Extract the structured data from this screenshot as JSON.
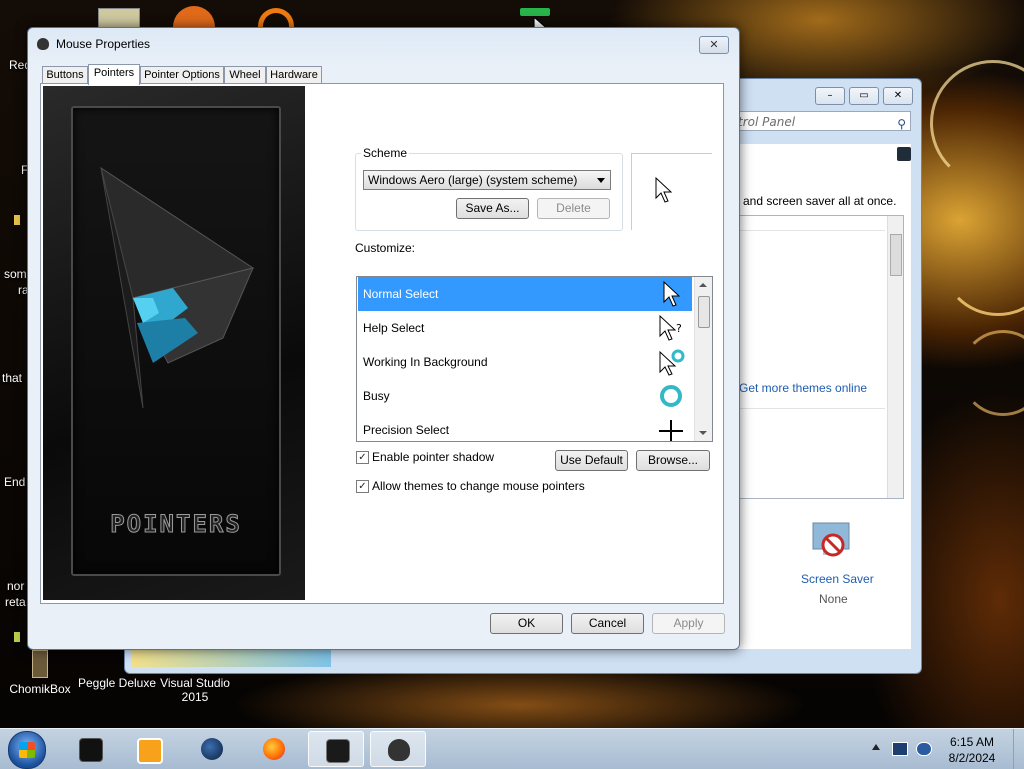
{
  "desktop": {
    "icons": [
      {
        "label": "ChomikBox"
      },
      {
        "label": "Peggle Deluxe"
      },
      {
        "label": "Visual Studio 2015"
      }
    ],
    "edge_fragments": [
      "Red",
      "F",
      "som",
      "ra",
      "that",
      "End",
      "nor",
      "reta"
    ]
  },
  "control_panel": {
    "search_placeholder": "trol Panel",
    "text_line": "and screen saver all at once.",
    "link_more_themes": "Get more themes online",
    "screen_saver_label": "Screen Saver",
    "screen_saver_value": "None",
    "title_btns": [
      "–",
      "▭",
      "✕"
    ]
  },
  "dialog": {
    "title": "Mouse Properties",
    "close_glyph": "✕",
    "tabs": [
      {
        "label": "Buttons",
        "active": false
      },
      {
        "label": "Pointers",
        "active": true
      },
      {
        "label": "Pointer Options",
        "active": false
      },
      {
        "label": "Wheel",
        "active": false
      },
      {
        "label": "Hardware",
        "active": false
      }
    ],
    "side_art_text": "POINTERS",
    "scheme": {
      "group_label": "Scheme",
      "selected": "Windows Aero (large) (system scheme)",
      "save_as": "Save As...",
      "delete": "Delete"
    },
    "customize_label": "Customize:",
    "pointers": [
      {
        "label": "Normal Select",
        "icon": "arrow-cursor-icon",
        "selected": true
      },
      {
        "label": "Help Select",
        "icon": "help-cursor-icon",
        "selected": false
      },
      {
        "label": "Working In Background",
        "icon": "working-cursor-icon",
        "selected": false
      },
      {
        "label": "Busy",
        "icon": "busy-cursor-icon",
        "selected": false
      },
      {
        "label": "Precision Select",
        "icon": "crosshair-cursor-icon",
        "selected": false
      }
    ],
    "enable_shadow": {
      "label": "Enable pointer shadow",
      "checked": true
    },
    "allow_themes": {
      "label": "Allow themes to change mouse pointers",
      "checked": true
    },
    "use_default": "Use Default",
    "browse": "Browse...",
    "ok": "OK",
    "cancel": "Cancel",
    "apply": "Apply",
    "check_glyph": "✓"
  },
  "taskbar": {
    "time": "6:15 AM",
    "date": "8/2/2024",
    "items": [
      "start-orb",
      "app-dark-icon",
      "media-player-icon",
      "globe-icon",
      "firefox-icon",
      "photo-viewer-icon",
      "mouse-icon"
    ]
  }
}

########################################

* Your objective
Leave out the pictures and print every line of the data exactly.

* Written solution
Extract the structured data from this screenshot as JSON.
{
  "desktop": {
    "icons": [
      {
        "label": "ChomikBox"
      },
      {
        "label": "Peggle Deluxe"
      },
      {
        "label": "Visual Studio 2015"
      }
    ],
    "edge_fragments": [
      "Red",
      "F",
      "som",
      "ra",
      "that",
      "End",
      "nor",
      "reta"
    ]
  },
  "control_panel": {
    "search_placeholder": "trol Panel",
    "text_line": "and screen saver all at once.",
    "link_more_themes": "Get more themes online",
    "screen_saver_label": "Screen Saver",
    "screen_saver_value": "None",
    "title_btns": [
      "–",
      "▭",
      "✕"
    ]
  },
  "dialog": {
    "title": "Mouse Properties",
    "close_glyph": "✕",
    "tabs": [
      {
        "label": "Buttons",
        "active": false
      },
      {
        "label": "Pointers",
        "active": true
      },
      {
        "label": "Pointer Options",
        "active": false
      },
      {
        "label": "Wheel",
        "active": false
      },
      {
        "label": "Hardware",
        "active": false
      }
    ],
    "side_art_text": "POINTERS",
    "scheme": {
      "group_label": "Scheme",
      "selected": "Windows Aero (large) (system scheme)",
      "save_as": "Save As...",
      "delete": "Delete"
    },
    "customize_label": "Customize:",
    "pointers": [
      {
        "label": "Normal Select",
        "icon": "arrow-cursor-icon",
        "selected": true
      },
      {
        "label": "Help Select",
        "icon": "help-cursor-icon",
        "selected": false
      },
      {
        "label": "Working In Background",
        "icon": "working-cursor-icon",
        "selected": false
      },
      {
        "label": "Busy",
        "icon": "busy-cursor-icon",
        "selected": false
      },
      {
        "label": "Precision Select",
        "icon": "crosshair-cursor-icon",
        "selected": false
      }
    ],
    "enable_shadow": {
      "label": "Enable pointer shadow",
      "checked": true
    },
    "allow_themes": {
      "label": "Allow themes to change mouse pointers",
      "checked": true
    },
    "use_default": "Use Default",
    "browse": "Browse...",
    "ok": "OK",
    "cancel": "Cancel",
    "apply": "Apply",
    "check_glyph": "✓"
  },
  "taskbar": {
    "time": "6:15 AM",
    "date": "8/2/2024",
    "items": [
      "start-orb",
      "app-dark-icon",
      "media-player-icon",
      "globe-icon",
      "firefox-icon",
      "photo-viewer-icon",
      "mouse-icon"
    ]
  }
}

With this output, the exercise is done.